Bryan Bray’s ever mutating drone / doom / sludge / metaphysical ensemble Gates creates slow building soundscapes that seem to swallow everything they encounter. Guitar drones swell, riffs becomes static noise, growling electronics. Percussion clatters in a relentless chamber of dissonance. Haunting strings cut through the clouded walls of feedback, only to build their own. Bass notes ripple like corrugated metal. The creation of a true behemoth, but not without beauty. This performance will include an expanded ensemble featuring Karen Ng, Nick Buligan, Raphael Weinroth-Browne, Heather Sita Black, and James Beardmore.

Ottawa cello & voice duo juxtapose sparse foreboding landscapes with rich minimalist influenced romantic phrasing. Their aural ranges interact like dancers in the throes of an intense performance. This music is cautious, but adventurous. Heather;s vocals soar but never to far out of reach for Raphael’s bowed cello notes, that weave & hum in her presence. Don’t miss out on what is sure to be a beautiful performance in an apt environment.

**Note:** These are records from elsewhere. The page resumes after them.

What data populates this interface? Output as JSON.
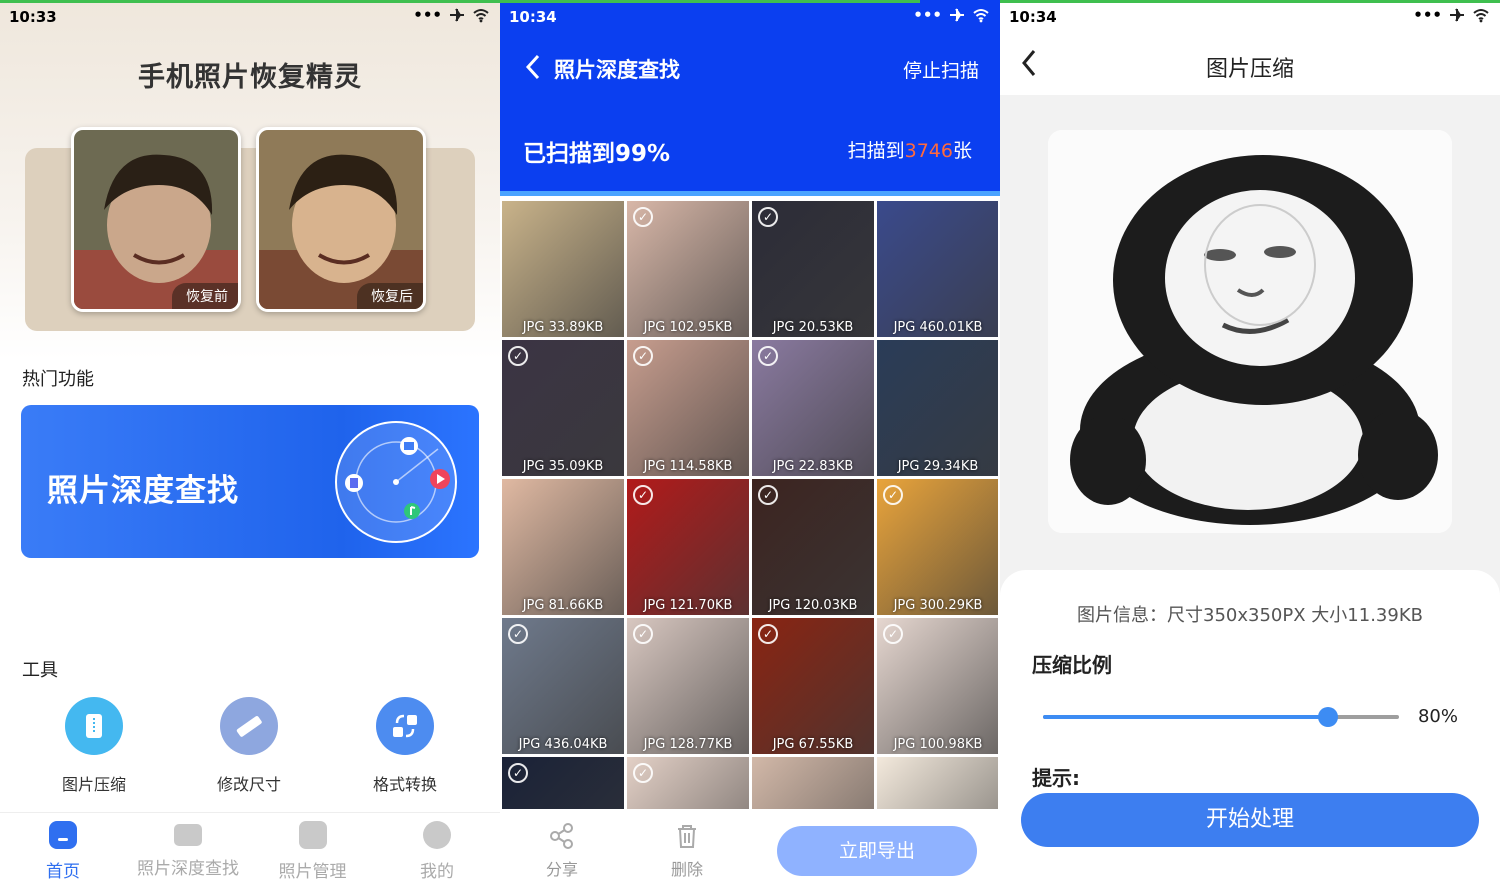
{
  "screen_home": {
    "time": "10:33",
    "title": "手机照片恢复精灵",
    "before_label": "恢复前",
    "after_label": "恢复后",
    "hot_section": "热门功能",
    "banner_text": "照片深度查找",
    "tools_section": "工具",
    "tools": [
      {
        "label": "图片压缩",
        "icon": "compress-icon",
        "color": "#44b8f0"
      },
      {
        "label": "修改尺寸",
        "icon": "ruler-icon",
        "color": "#8ea7df"
      },
      {
        "label": "格式转换",
        "icon": "convert-icon",
        "color": "#4d8cf0"
      }
    ],
    "nav": [
      {
        "label": "首页",
        "icon": "home-icon",
        "active": true
      },
      {
        "label": "照片深度查找",
        "icon": "briefcase-icon",
        "active": false
      },
      {
        "label": "照片管理",
        "icon": "image-icon",
        "active": false
      },
      {
        "label": "我的",
        "icon": "user-icon",
        "active": false
      }
    ],
    "accent": "#2f6ff0"
  },
  "screen_scan": {
    "time": "10:34",
    "title": "照片深度查找",
    "stop_label": "停止扫描",
    "progress_text": "已扫描到99%",
    "count_prefix": "扫描到",
    "count_value": "3746",
    "count_suffix": "张",
    "progress": 0.99,
    "photos": [
      {
        "meta": "JPG   33.89KB",
        "checked": false
      },
      {
        "meta": "JPG   102.95KB",
        "checked": true
      },
      {
        "meta": "JPG   20.53KB",
        "checked": true
      },
      {
        "meta": "JPG   460.01KB",
        "checked": false
      },
      {
        "meta": "JPG   35.09KB",
        "checked": true
      },
      {
        "meta": "JPG   114.58KB",
        "checked": true
      },
      {
        "meta": "JPG   22.83KB",
        "checked": true
      },
      {
        "meta": "JPG   29.34KB",
        "checked": false
      },
      {
        "meta": "JPG   81.66KB",
        "checked": false
      },
      {
        "meta": "JPG   121.70KB",
        "checked": true
      },
      {
        "meta": "JPG   120.03KB",
        "checked": true
      },
      {
        "meta": "JPG   300.29KB",
        "checked": true
      },
      {
        "meta": "JPG   436.04KB",
        "checked": true
      },
      {
        "meta": "JPG   128.77KB",
        "checked": true
      },
      {
        "meta": "JPG   67.55KB",
        "checked": true
      },
      {
        "meta": "JPG   100.98KB",
        "checked": true
      },
      {
        "meta": "",
        "checked": true
      },
      {
        "meta": "",
        "checked": true
      },
      {
        "meta": "",
        "checked": false
      },
      {
        "meta": "",
        "checked": false
      }
    ],
    "photo_colors": [
      "#c9b38a",
      "#d8b7a8",
      "#2c2c38",
      "#3a4a8c",
      "#3b3444",
      "#c79d8e",
      "#8a7aa0",
      "#2a3c58",
      "#e0b9a2",
      "#b21a1a",
      "#3c2420",
      "#e9a43b",
      "#6f7a8c",
      "#d8c7c0",
      "#8a2412",
      "#e6d7d0",
      "#1a2238",
      "#e3d0c6",
      "#d2b8a8",
      "#f3e9dc"
    ],
    "share_label": "分享",
    "delete_label": "删除",
    "export_label": "立即导出"
  },
  "screen_compress": {
    "time": "10:34",
    "title": "图片压缩",
    "info": "图片信息：尺寸350x350PX 大小11.39KB",
    "ratio_label": "压缩比例",
    "ratio_value": 0.8,
    "ratio_text": "80%",
    "tip_label": "提示:",
    "button_label": "开始处理"
  }
}
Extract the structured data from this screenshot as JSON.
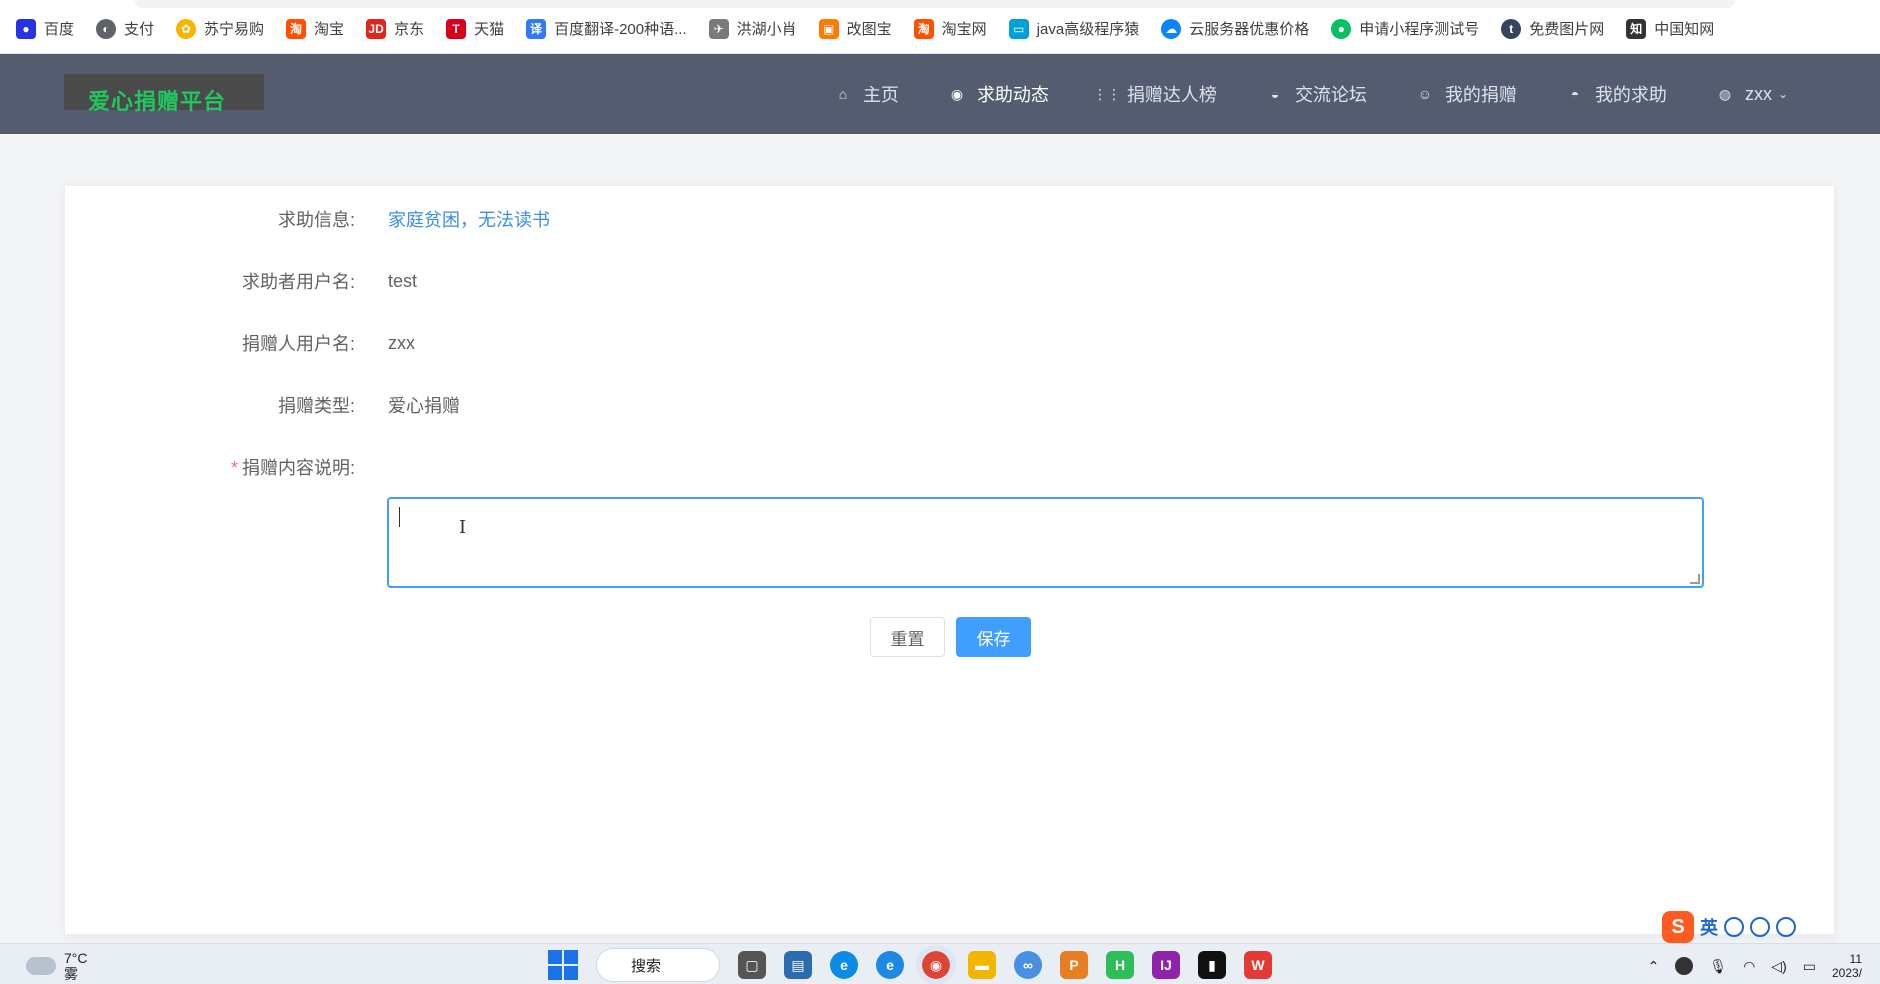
{
  "bookmarks": [
    {
      "label": "百度",
      "icon": "baidu-paw-icon",
      "color": "#2932e1"
    },
    {
      "label": "支付",
      "icon": "globe-icon",
      "color": "#5f6368"
    },
    {
      "label": "苏宁易购",
      "icon": "suning-lion-icon",
      "color": "#f7b500"
    },
    {
      "label": "淘宝",
      "icon": "taobao-icon",
      "color": "#ff5000"
    },
    {
      "label": "京东",
      "icon": "jd-icon",
      "color": "#e1251b"
    },
    {
      "label": "天猫",
      "icon": "tmall-icon",
      "color": "#d9001b"
    },
    {
      "label": "百度翻译-200种语...",
      "icon": "translate-icon",
      "color": "#2f7bf6"
    },
    {
      "label": "洪湖小肖",
      "icon": "bird-icon",
      "color": "#7a7a7a"
    },
    {
      "label": "改图宝",
      "icon": "image-tool-icon",
      "color": "#ff7a00"
    },
    {
      "label": "淘宝网",
      "icon": "taobao-icon",
      "color": "#ff5000"
    },
    {
      "label": "java高级程序猿",
      "icon": "bilibili-icon",
      "color": "#00a1d6"
    },
    {
      "label": "云服务器优惠价格",
      "icon": "cloud-icon",
      "color": "#0a84ff"
    },
    {
      "label": "申请小程序测试号",
      "icon": "wechat-icon",
      "color": "#07c160"
    },
    {
      "label": "免费图片网",
      "icon": "tumblr-icon",
      "color": "#35465c"
    },
    {
      "label": "中国知网",
      "icon": "cnki-icon",
      "color": "#333333"
    }
  ],
  "header": {
    "logo": "爱心捐赠平台",
    "nav": [
      {
        "label": "主页",
        "icon": "home-icon",
        "active": false
      },
      {
        "label": "求助动态",
        "icon": "compass-icon",
        "active": true
      },
      {
        "label": "捐赠达人榜",
        "icon": "grid-icon",
        "active": false
      },
      {
        "label": "交流论坛",
        "icon": "chat-icon",
        "active": false
      },
      {
        "label": "我的捐赠",
        "icon": "smile-icon",
        "active": false
      },
      {
        "label": "我的求助",
        "icon": "help-icon",
        "active": false
      }
    ],
    "user": "zxx"
  },
  "form": {
    "help_info_label": "求助信息:",
    "help_info_value": "家庭贫困，无法读书",
    "requester_label": "求助者用户名:",
    "requester_value": "test",
    "donor_label": "捐赠人用户名:",
    "donor_value": "zxx",
    "type_label": "捐赠类型:",
    "type_value": "爱心捐赠",
    "content_label": "捐赠内容说明:",
    "content_value": "",
    "required_mark": "*",
    "reset_label": "重置",
    "save_label": "保存"
  },
  "ime": {
    "logo": "S",
    "mode": "英"
  },
  "taskbar": {
    "temperature": "7°C",
    "weather": "雾",
    "search_label": "搜索",
    "clock_time": "11",
    "clock_date": "2023/"
  },
  "colors": {
    "header_bg": "#545c70",
    "logo_green": "#22c55e",
    "primary": "#409eff",
    "link": "#3a8ee6",
    "required": "#f56c6c"
  }
}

Both Snow (Wavelength, New York Eye & Ear Control, CCMC, etc.) & Mazinani (Gravitons) come from a visual arts and music background, having worked with countless materials, approaches, and forms, they perform together both playing CAT synthesizers. This abrasive yet entrancing duo creates a new language as they dance with each other in what feels like a sonic battle. The grand scope & versatility of synthesis is reduced as both improvisors have all the same tools. The focus becomes their own capacity to create and engage in what often seems like a caustic storm of notes, morphing in mid air.

Toronto avant garde anti-legend Brian Ruryk is easily one of the cities best kept secrets, Ruryk has been manipulating the concepts of sound since the 80’s. Free jangled guitar notes spray over a live collage of junk percussion & chaos. Tape samples squeal out amongst herky jerky clatter of Ruryk’s eclectic set up. Much like the coming together of puzzle pieces in a way in which they do not fit, then experiencing the process in which the puzzler, instead of sorting the pieces, just cuts & mangles them to create a new image.

Sound Spaghetti was created to help younger audiences learn about the fundamentals of synthesis by encouraging free play. Using a tactile interface, users experiment by plugging in various waveforms and seeing how these combinations change the shape on the oscilloscope. The system was created as a capstone project for OCAD University’s Digital Futures program, where it was an audience favourite at the school’s graduate showcase. It aims to be the first cardboard synthesizer which is open source and hackable. Elliott Fienberg’s interests sit at the intersection between new media and sound art. Through his projects and initiatives, he aims to bring awareness to the importance of sound in our everyday lives.

This event would not be possible without support from

Wellington Brewery, Psiphon, NAISA, Toronto Arts Council, Canada Council For The Arts, FACTOR, SOCAN Foundation, The City of Toronto, and Yonge Dundas Square.